Mobilization patterns of children on a hematology/oncology inpatient ward

    loading  Checking for direct PDF access through Ovid



Children being treated for cancer are admitted to the hospital for treatment of their disease or complications of therapy. Periods of bed rest during hospitalization can cause impairments detrimental to children with cancer who endure many side effects of therapy. Little is known about how these children mobilize while admitted to the hospital. The purpose of this study was to examine how children admitted to a hematology/oncology ward are mobilizing and analyze factors associated with delayed or infrequent mobility.


A retrospective chart review was conducted on 228 charts with data recorded on documented mobilization and referrals to physiotherapy. Primary outcome was related to mobility including timing, frequency, type, and nature of mobilization.


Almost half of children (43%) mobilized between 3 and 5 days per week, with median time to first mobilization being 2 days (interquartile range 1–3). Caregivers assisted with mobilization 91% of the time. Children isolated to their room and those reporting fever had a statistically significant decrease in the percent of admission days involving mobilization (mean difference 15 and 8%, respectively) than those not isolated and without fever. Children who were isolated also mobilized 1 day later (P = 0.016) than children who were not isolated. Percentage of time in isolation was positively correlated with timing (P = 0.04) and negatively correlated with frequency of mobilization (P < 0.001).

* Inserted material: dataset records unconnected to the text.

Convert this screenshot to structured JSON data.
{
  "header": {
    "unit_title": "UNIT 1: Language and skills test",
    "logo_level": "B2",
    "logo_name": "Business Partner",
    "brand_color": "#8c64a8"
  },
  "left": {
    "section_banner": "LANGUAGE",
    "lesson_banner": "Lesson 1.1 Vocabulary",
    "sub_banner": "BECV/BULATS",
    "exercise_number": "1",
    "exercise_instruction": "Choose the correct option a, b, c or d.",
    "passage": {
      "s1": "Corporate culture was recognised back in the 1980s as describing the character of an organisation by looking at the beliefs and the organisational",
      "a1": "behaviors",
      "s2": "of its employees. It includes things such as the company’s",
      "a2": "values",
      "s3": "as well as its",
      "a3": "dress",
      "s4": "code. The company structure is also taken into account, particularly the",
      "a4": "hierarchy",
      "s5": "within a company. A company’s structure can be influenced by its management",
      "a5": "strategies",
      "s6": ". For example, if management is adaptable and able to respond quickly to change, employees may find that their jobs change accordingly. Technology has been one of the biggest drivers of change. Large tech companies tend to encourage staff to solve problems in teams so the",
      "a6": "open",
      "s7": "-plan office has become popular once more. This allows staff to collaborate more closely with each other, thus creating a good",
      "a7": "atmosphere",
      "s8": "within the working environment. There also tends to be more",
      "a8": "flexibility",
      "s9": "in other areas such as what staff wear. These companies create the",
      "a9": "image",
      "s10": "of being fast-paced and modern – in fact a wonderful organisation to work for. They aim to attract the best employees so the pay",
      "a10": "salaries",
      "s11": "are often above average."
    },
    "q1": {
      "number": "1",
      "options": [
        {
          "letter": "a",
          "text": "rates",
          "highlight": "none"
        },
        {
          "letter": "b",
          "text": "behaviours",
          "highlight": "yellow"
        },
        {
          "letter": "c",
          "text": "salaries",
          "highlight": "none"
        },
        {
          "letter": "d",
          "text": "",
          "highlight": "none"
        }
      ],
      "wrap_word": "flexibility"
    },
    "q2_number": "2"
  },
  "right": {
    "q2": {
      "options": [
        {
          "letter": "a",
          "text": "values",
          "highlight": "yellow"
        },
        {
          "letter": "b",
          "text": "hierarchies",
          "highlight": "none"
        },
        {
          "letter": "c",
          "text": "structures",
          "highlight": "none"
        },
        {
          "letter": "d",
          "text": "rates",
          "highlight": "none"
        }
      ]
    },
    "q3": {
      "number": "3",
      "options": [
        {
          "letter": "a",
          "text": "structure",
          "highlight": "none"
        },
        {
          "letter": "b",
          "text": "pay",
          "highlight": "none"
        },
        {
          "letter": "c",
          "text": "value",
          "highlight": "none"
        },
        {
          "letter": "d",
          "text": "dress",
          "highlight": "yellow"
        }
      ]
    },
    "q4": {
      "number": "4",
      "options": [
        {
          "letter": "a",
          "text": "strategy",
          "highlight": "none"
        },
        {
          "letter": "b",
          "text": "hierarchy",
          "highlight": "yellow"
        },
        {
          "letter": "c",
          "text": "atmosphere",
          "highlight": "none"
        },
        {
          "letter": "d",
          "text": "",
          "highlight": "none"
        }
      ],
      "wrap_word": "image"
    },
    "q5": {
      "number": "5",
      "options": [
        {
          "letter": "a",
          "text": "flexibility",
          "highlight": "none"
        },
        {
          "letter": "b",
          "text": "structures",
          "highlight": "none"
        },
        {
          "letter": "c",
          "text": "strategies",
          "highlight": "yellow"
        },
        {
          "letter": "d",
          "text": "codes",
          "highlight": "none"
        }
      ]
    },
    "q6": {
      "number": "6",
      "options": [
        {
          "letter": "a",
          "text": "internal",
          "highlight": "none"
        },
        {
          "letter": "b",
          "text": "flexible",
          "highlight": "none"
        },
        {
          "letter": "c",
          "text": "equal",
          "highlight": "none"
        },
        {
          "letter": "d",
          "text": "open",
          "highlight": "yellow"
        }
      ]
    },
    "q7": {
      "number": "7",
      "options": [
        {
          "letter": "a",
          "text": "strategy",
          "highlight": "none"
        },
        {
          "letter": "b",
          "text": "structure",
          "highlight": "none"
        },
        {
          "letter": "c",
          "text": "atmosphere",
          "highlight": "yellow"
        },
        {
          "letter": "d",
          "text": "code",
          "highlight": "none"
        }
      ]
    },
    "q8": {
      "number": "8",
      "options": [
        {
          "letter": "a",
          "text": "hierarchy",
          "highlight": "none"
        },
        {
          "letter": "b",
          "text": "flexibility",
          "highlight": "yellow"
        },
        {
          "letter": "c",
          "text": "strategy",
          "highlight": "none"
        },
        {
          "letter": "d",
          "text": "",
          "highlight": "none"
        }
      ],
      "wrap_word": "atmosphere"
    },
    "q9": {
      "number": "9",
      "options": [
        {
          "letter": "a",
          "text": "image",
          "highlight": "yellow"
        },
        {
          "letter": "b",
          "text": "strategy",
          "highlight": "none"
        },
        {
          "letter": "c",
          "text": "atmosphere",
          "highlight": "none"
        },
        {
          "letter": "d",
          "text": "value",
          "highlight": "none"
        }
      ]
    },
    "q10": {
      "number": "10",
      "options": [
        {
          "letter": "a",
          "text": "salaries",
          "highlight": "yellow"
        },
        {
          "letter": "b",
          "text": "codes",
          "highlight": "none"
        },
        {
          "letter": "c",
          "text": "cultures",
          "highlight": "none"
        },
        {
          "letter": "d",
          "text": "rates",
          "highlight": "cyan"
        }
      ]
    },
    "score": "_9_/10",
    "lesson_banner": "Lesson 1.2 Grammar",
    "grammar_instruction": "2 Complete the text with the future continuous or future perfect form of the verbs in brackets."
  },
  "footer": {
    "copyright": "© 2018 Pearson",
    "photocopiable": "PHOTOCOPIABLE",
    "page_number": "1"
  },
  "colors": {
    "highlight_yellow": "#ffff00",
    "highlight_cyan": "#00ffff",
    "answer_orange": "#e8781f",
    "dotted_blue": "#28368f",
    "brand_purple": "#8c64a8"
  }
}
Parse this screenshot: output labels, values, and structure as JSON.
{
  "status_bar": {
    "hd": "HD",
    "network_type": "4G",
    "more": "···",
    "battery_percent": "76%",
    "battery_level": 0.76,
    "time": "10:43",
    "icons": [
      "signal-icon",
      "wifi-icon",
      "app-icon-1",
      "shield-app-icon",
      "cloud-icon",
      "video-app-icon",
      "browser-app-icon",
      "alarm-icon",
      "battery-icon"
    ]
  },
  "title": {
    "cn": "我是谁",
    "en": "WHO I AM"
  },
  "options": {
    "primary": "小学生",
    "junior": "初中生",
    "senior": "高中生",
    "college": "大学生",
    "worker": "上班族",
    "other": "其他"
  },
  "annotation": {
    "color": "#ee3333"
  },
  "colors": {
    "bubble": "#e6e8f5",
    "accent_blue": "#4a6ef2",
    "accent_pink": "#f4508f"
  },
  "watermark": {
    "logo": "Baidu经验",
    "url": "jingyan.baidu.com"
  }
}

Most children admitted to the hospital for treatment of oncologic or hematologic conditions were noted to mobilize early, but frequency of mobilization could be improved. Periods of time in isolation appear to negatively affect mobilization.

Related Topics

    loading  Loading Related Articles